▸ **REQUIRED ACTION**: Below is a block of data; give all of it again word for word.

------ GIVEN ENTRIES ------

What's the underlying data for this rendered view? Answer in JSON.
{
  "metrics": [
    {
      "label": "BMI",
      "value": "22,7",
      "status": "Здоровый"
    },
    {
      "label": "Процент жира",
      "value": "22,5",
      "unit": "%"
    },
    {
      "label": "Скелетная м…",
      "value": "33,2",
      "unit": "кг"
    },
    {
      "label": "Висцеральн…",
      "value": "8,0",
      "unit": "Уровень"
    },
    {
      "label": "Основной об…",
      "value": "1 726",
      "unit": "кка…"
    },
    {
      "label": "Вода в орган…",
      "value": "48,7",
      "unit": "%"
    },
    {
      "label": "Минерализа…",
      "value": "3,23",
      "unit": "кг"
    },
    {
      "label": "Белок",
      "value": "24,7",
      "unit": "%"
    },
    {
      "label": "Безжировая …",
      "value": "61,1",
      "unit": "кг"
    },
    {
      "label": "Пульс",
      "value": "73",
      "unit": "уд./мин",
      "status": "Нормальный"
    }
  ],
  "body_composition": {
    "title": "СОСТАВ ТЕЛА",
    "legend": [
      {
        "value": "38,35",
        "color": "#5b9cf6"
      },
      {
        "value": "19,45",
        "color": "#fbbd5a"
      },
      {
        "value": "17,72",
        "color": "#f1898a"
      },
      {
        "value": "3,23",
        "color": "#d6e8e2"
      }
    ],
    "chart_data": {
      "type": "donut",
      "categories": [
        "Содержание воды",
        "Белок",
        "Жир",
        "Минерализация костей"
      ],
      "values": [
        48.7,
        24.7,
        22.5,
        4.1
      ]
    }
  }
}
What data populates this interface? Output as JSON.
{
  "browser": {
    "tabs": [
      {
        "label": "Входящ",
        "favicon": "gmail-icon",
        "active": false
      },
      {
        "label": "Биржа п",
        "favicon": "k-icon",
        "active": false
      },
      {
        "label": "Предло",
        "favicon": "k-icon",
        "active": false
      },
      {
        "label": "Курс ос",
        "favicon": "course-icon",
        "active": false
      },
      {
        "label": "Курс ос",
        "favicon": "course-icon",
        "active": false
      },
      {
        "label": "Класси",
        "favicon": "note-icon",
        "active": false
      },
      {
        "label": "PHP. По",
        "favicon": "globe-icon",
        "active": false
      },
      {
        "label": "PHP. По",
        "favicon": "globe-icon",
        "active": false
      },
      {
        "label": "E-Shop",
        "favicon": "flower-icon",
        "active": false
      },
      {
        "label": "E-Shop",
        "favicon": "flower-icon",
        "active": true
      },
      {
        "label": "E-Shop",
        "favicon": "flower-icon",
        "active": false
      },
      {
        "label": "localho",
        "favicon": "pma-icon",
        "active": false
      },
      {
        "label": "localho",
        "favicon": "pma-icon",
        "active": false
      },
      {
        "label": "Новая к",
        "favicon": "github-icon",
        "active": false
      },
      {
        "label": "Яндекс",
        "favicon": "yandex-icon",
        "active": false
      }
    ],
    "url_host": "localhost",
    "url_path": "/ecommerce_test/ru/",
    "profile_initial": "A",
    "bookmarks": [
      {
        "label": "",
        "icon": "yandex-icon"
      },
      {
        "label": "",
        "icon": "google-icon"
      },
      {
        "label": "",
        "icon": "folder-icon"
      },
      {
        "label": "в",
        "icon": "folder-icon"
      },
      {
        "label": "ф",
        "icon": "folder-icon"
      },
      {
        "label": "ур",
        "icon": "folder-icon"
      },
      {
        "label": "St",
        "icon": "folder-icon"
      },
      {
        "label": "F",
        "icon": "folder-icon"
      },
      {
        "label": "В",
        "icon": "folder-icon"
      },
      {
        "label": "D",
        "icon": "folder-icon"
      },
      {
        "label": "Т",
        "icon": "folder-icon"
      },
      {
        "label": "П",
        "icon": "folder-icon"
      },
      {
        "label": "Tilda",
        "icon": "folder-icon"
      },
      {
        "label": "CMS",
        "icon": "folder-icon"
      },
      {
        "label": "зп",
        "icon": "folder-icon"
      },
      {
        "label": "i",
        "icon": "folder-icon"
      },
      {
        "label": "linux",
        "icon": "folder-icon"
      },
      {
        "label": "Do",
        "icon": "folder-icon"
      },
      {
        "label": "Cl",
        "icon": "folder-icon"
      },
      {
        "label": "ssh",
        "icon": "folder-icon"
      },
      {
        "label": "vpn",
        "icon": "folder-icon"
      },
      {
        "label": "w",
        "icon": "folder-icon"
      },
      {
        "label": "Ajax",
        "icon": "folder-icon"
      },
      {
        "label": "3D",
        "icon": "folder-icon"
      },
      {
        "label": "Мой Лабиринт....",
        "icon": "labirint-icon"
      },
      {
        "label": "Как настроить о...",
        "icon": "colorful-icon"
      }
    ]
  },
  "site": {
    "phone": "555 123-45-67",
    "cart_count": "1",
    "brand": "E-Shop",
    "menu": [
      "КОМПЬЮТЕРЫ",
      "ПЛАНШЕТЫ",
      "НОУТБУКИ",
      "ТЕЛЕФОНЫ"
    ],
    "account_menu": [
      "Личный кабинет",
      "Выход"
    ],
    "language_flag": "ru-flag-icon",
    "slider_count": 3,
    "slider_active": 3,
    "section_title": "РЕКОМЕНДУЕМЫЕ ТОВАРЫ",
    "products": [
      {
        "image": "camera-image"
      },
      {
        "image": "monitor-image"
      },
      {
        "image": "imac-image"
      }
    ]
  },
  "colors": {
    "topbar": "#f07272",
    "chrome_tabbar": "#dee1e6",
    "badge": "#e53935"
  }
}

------

▸ **WRITTEN ANSWER**:
What's the underlying data for this rendered view? Answer in JSON.
{
  "metrics": [
    {
      "label": "BMI",
      "value": "22,7",
      "status": "Здоровый"
    },
    {
      "label": "Процент жира",
      "value": "22,5",
      "unit": "%"
    },
    {
      "label": "Скелетная м…",
      "value": "33,2",
      "unit": "кг"
    },
    {
      "label": "Висцеральн…",
      "value": "8,0",
      "unit": "Уровень"
    },
    {
      "label": "Основной об…",
      "value": "1 726",
      "unit": "кка…"
    },
    {
      "label": "Вода в орган…",
      "value": "48,7",
      "unit": "%"
    },
    {
      "label": "Минерализа…",
      "value": "3,23",
      "unit": "кг"
    },
    {
      "label": "Белок",
      "value": "24,7",
      "unit": "%"
    },
    {
      "label": "Безжировая …",
      "value": "61,1",
      "unit": "кг"
    },
    {
      "label": "Пульс",
      "value": "73",
      "unit": "уд./мин",
      "status": "Нормальный"
    }
  ],
  "body_composition": {
    "title": "СОСТАВ ТЕЛА",
    "legend": [
      {
        "value": "38,35",
        "color": "#5b9cf6"
      },
      {
        "value": "19,45",
        "color": "#fbbd5a"
      },
      {
        "value": "17,72",
        "color": "#f1898a"
      },
      {
        "value": "3,23",
        "color": "#d6e8e2"
      }
    ],
    "chart_data": {
      "type": "donut",
      "categories": [
        "Содержание воды",
        "Белок",
        "Жир",
        "Минерализация костей"
      ],
      "values": [
        48.7,
        24.7,
        22.5,
        4.1
      ]
    }
  }
}
What data populates this interface? Output as JSON.
{
  "browser": {
    "tabs": [
      {
        "label": "Входящ",
        "favicon": "gmail-icon",
        "active": false
      },
      {
        "label": "Биржа п",
        "favicon": "k-icon",
        "active": false
      },
      {
        "label": "Предло",
        "favicon": "k-icon",
        "active": false
      },
      {
        "label": "Курс ос",
        "favicon": "course-icon",
        "active": false
      },
      {
        "label": "Курс ос",
        "favicon": "course-icon",
        "active": false
      },
      {
        "label": "Класси",
        "favicon": "note-icon",
        "active": false
      },
      {
        "label": "PHP. По",
        "favicon": "globe-icon",
        "active": false
      },
      {
        "label": "PHP. По",
        "favicon": "globe-icon",
        "active": false
      },
      {
        "label": "E-Shop",
        "favicon": "flower-icon",
        "active": false
      },
      {
        "label": "E-Shop",
        "favicon": "flower-icon",
        "active": true
      },
      {
        "label": "E-Shop",
        "favicon": "flower-icon",
        "active": false
      },
      {
        "label": "localho",
        "favicon": "pma-icon",
        "active": false
      },
      {
        "label": "localho",
        "favicon": "pma-icon",
        "active": false
      },
      {
        "label": "Новая к",
        "favicon": "github-icon",
        "active": false
      },
      {
        "label": "Яндекс",
        "favicon": "yandex-icon",
        "active": false
      }
    ],
    "url_host": "localhost",
    "url_path": "/ecommerce_test/ru/",
    "profile_initial": "A",
    "bookmarks": [
      {
        "label": "",
        "icon": "yandex-icon"
      },
      {
        "label": "",
        "icon": "google-icon"
      },
      {
        "label": "",
        "icon": "folder-icon"
      },
      {
        "label": "в",
        "icon": "folder-icon"
      },
      {
        "label": "ф",
        "icon": "folder-icon"
      },
      {
        "label": "ур",
        "icon": "folder-icon"
      },
      {
        "label": "St",
        "icon": "folder-icon"
      },
      {
        "label": "F",
        "icon": "folder-icon"
      },
      {
        "label": "В",
        "icon": "folder-icon"
      },
      {
        "label": "D",
        "icon": "folder-icon"
      },
      {
        "label": "Т",
        "icon": "folder-icon"
      },
      {
        "label": "П",
        "icon": "folder-icon"
      },
      {
        "label": "Tilda",
        "icon": "folder-icon"
      },
      {
        "label": "CMS",
        "icon": "folder-icon"
      },
      {
        "label": "зп",
        "icon": "folder-icon"
      },
      {
        "label": "i",
        "icon": "folder-icon"
      },
      {
        "label": "linux",
        "icon": "folder-icon"
      },
      {
        "label": "Do",
        "icon": "folder-icon"
      },
      {
        "label": "Cl",
        "icon": "folder-icon"
      },
      {
        "label": "ssh",
        "icon": "folder-icon"
      },
      {
        "label": "vpn",
        "icon": "folder-icon"
      },
      {
        "label": "w",
        "icon": "folder-icon"
      },
      {
        "label": "Ajax",
        "icon": "folder-icon"
      },
      {
        "label": "3D",
        "icon": "folder-icon"
      },
      {
        "label": "Мой Лабиринт....",
        "icon": "labirint-icon"
      },
      {
        "label": "Как настроить о...",
        "icon": "colorful-icon"
      }
    ]
  },
  "site": {
    "phone": "555 123-45-67",
    "cart_count": "1",
    "brand": "E-Shop",
    "menu": [
      "КОМПЬЮТЕРЫ",
      "ПЛАНШЕТЫ",
      "НОУТБУКИ",
      "ТЕЛЕФОНЫ"
    ],
    "account_menu": [
      "Личный кабинет",
      "Выход"
    ],
    "language_flag": "ru-flag-icon",
    "slider_count": 3,
    "slider_active": 3,
    "section_title": "РЕКОМЕНДУЕМЫЕ ТОВАРЫ",
    "products": [
      {
        "image": "camera-image"
      },
      {
        "image": "monitor-image"
      },
      {
        "image": "imac-image"
      }
    ]
  },
  "colors": {
    "topbar": "#f07272",
    "chrome_tabbar": "#dee1e6",
    "badge": "#e53935"
  }
}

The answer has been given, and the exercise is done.